Over the past several decades there have been substantial changes in the size, composition, educational level, work activity, and locational choice of families. The aim of this book series is to provide a better understanding of the forces that have led to the choices and consequent observed changes.
The aforementioned changes have likely resulted from varied sources. The initial book will provide a collection of articles at the frontier of research on issues relevant to family decision making and the outcomes of such decisions. The book will contain theoretical as well as empirical insights. Future volumes will focus more narrowly on particular topics.

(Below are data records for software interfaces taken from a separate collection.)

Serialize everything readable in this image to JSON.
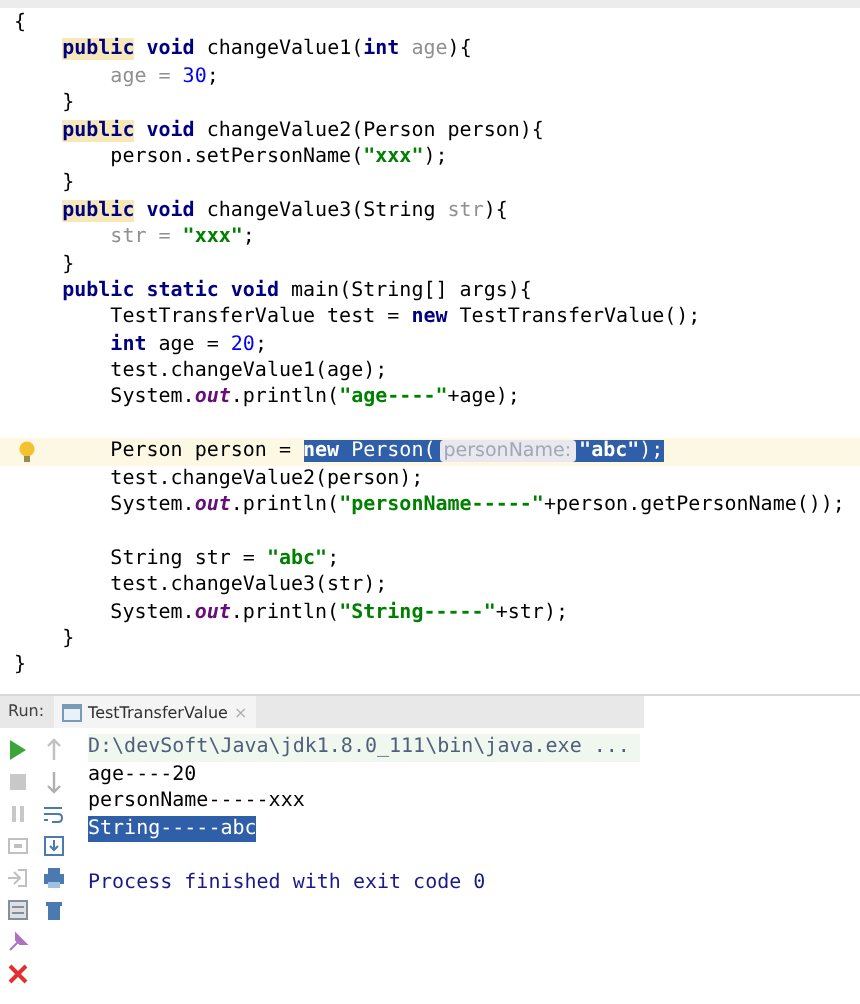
{
  "editor": {
    "lines": [
      {
        "kind": "code",
        "current": false,
        "tokens": [
          {
            "text": "{",
            "kind": "plain"
          }
        ]
      },
      {
        "kind": "code",
        "current": false,
        "tokens": [
          {
            "text": "    public",
            "kind": "marked-keyword"
          },
          {
            "text": " void ",
            "kind": "keyword"
          },
          {
            "text": "changeValue1(",
            "kind": "plain"
          },
          {
            "text": "int ",
            "kind": "keyword"
          },
          {
            "text": "age",
            "kind": "param"
          },
          {
            "text": "){",
            "kind": "plain"
          }
        ]
      },
      {
        "kind": "code",
        "current": false,
        "tokens": [
          {
            "text": "        age = ",
            "kind": "param"
          },
          {
            "text": "30",
            "kind": "number"
          },
          {
            "text": ";",
            "kind": "plain"
          }
        ]
      },
      {
        "kind": "code",
        "current": false,
        "tokens": [
          {
            "text": "    }",
            "kind": "plain"
          }
        ]
      },
      {
        "kind": "code",
        "current": false,
        "tokens": [
          {
            "text": "    public",
            "kind": "marked-keyword"
          },
          {
            "text": " void ",
            "kind": "keyword"
          },
          {
            "text": "changeValue2(Person person){",
            "kind": "plain"
          }
        ]
      },
      {
        "kind": "code",
        "current": false,
        "tokens": [
          {
            "text": "        person.setPersonName(",
            "kind": "plain"
          },
          {
            "text": "\"xxx\"",
            "kind": "string"
          },
          {
            "text": ");",
            "kind": "plain"
          }
        ]
      },
      {
        "kind": "code",
        "current": false,
        "tokens": [
          {
            "text": "    }",
            "kind": "plain"
          }
        ]
      },
      {
        "kind": "code",
        "current": false,
        "tokens": [
          {
            "text": "    public",
            "kind": "marked-keyword"
          },
          {
            "text": " void ",
            "kind": "keyword"
          },
          {
            "text": "changeValue3(String ",
            "kind": "plain"
          },
          {
            "text": "str",
            "kind": "param"
          },
          {
            "text": "){",
            "kind": "plain"
          }
        ]
      },
      {
        "kind": "code",
        "current": false,
        "tokens": [
          {
            "text": "        str = ",
            "kind": "param"
          },
          {
            "text": "\"xxx\"",
            "kind": "string"
          },
          {
            "text": ";",
            "kind": "plain"
          }
        ]
      },
      {
        "kind": "code",
        "current": false,
        "tokens": [
          {
            "text": "    }",
            "kind": "plain"
          }
        ]
      },
      {
        "kind": "code",
        "current": false,
        "tokens": [
          {
            "text": "    public static void ",
            "kind": "keyword"
          },
          {
            "text": "main(String[] args){",
            "kind": "plain"
          }
        ]
      },
      {
        "kind": "code",
        "current": false,
        "tokens": [
          {
            "text": "        TestTransferValue test = ",
            "kind": "plain"
          },
          {
            "text": "new ",
            "kind": "keyword"
          },
          {
            "text": "TestTransferValue();",
            "kind": "plain"
          }
        ]
      },
      {
        "kind": "code",
        "current": false,
        "tokens": [
          {
            "text": "        int ",
            "kind": "keyword"
          },
          {
            "text": "age = ",
            "kind": "plain"
          },
          {
            "text": "20",
            "kind": "number"
          },
          {
            "text": ";",
            "kind": "plain"
          }
        ]
      },
      {
        "kind": "code",
        "current": false,
        "tokens": [
          {
            "text": "        test.changeValue1(age);",
            "kind": "plain"
          }
        ]
      },
      {
        "kind": "code",
        "current": false,
        "tokens": [
          {
            "text": "        System.",
            "kind": "plain"
          },
          {
            "text": "out",
            "kind": "field"
          },
          {
            "text": ".println(",
            "kind": "plain"
          },
          {
            "text": "\"age----\"",
            "kind": "string"
          },
          {
            "text": "+age);",
            "kind": "plain"
          }
        ]
      },
      {
        "kind": "blank",
        "current": false
      },
      {
        "kind": "code",
        "current": true,
        "tokens": [
          {
            "text": "        Person person = ",
            "kind": "plain",
            "selected": false
          },
          {
            "text": "new ",
            "kind": "keyword",
            "selected": true
          },
          {
            "text": "Person(",
            "kind": "plain",
            "selected": true
          },
          {
            "text": "personName:",
            "kind": "hint",
            "selected": true
          },
          {
            "text": "\"abc\"",
            "kind": "string",
            "selected": true
          },
          {
            "text": ");",
            "kind": "plain",
            "selected": true
          }
        ]
      },
      {
        "kind": "code",
        "current": false,
        "tokens": [
          {
            "text": "        test.changeValue2(person);",
            "kind": "plain"
          }
        ]
      },
      {
        "kind": "code",
        "current": false,
        "tokens": [
          {
            "text": "        System.",
            "kind": "plain"
          },
          {
            "text": "out",
            "kind": "field"
          },
          {
            "text": ".println(",
            "kind": "plain"
          },
          {
            "text": "\"personName-----\"",
            "kind": "string"
          },
          {
            "text": "+person.getPersonName());",
            "kind": "plain"
          }
        ]
      },
      {
        "kind": "blank",
        "current": false
      },
      {
        "kind": "code",
        "current": false,
        "tokens": [
          {
            "text": "        String str = ",
            "kind": "plain"
          },
          {
            "text": "\"abc\"",
            "kind": "string"
          },
          {
            "text": ";",
            "kind": "plain"
          }
        ]
      },
      {
        "kind": "code",
        "current": false,
        "tokens": [
          {
            "text": "        test.changeValue3(str);",
            "kind": "plain"
          }
        ]
      },
      {
        "kind": "code",
        "current": false,
        "tokens": [
          {
            "text": "        System.",
            "kind": "plain"
          },
          {
            "text": "out",
            "kind": "field"
          },
          {
            "text": ".println(",
            "kind": "plain"
          },
          {
            "text": "\"String-----\"",
            "kind": "string"
          },
          {
            "text": "+str);",
            "kind": "plain"
          }
        ]
      },
      {
        "kind": "code",
        "current": false,
        "tokens": [
          {
            "text": "    }",
            "kind": "plain"
          }
        ]
      },
      {
        "kind": "code",
        "current": false,
        "tokens": [
          {
            "text": "}",
            "kind": "plain"
          }
        ]
      }
    ]
  },
  "run_panel": {
    "label": "Run:",
    "tabs": [
      {
        "label": "TestTransferValue",
        "close": "×",
        "selected": true
      }
    ],
    "output": [
      {
        "kind": "command",
        "text": "D:\\devSoft\\Java\\jdk1.8.0_111\\bin\\java.exe ...",
        "selected": false
      },
      {
        "kind": "output",
        "text": "age----20",
        "selected": false
      },
      {
        "kind": "output",
        "text": "personName-----xxx",
        "selected": false
      },
      {
        "kind": "output",
        "text": "String-----abc",
        "selected": true
      },
      {
        "kind": "blank",
        "selected": false
      },
      {
        "kind": "info",
        "text": "Process finished with exit code 0",
        "selected": false
      }
    ]
  }
}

The term family economics is, admittedly, quite broad; however, it was chosen precisely for that feature. The topics to be covered are vast, yet likely interrelated: What explains the rise in labor force participation of women over the past fifty years? What role does technological advance in the household sector play in understanding the behavior of labor force participation and hours of work at home and in the market? What explains the increase in occupational mobility over the past several decades? What factors might be important in explaining the increased rate of divorce? What effect does the increased divorce rate have on the outcomes of children? How much does schooling choice matter for child outcomes? What are the factors that lead to migration/immigration? What explains the explosion in personal bankruptcy rates observed over the past two decades?
These are examples of questions that are currently being asked by researchers throughout the world. Moreover, the answers to such questions can help guide policy makers in understanding how their decisions affect the choices made by individuals and families. The book series will provide readers with a solid theoretical framework as well as a thorough description of the relevant data.
University of California, Santa Barbara, CA, USA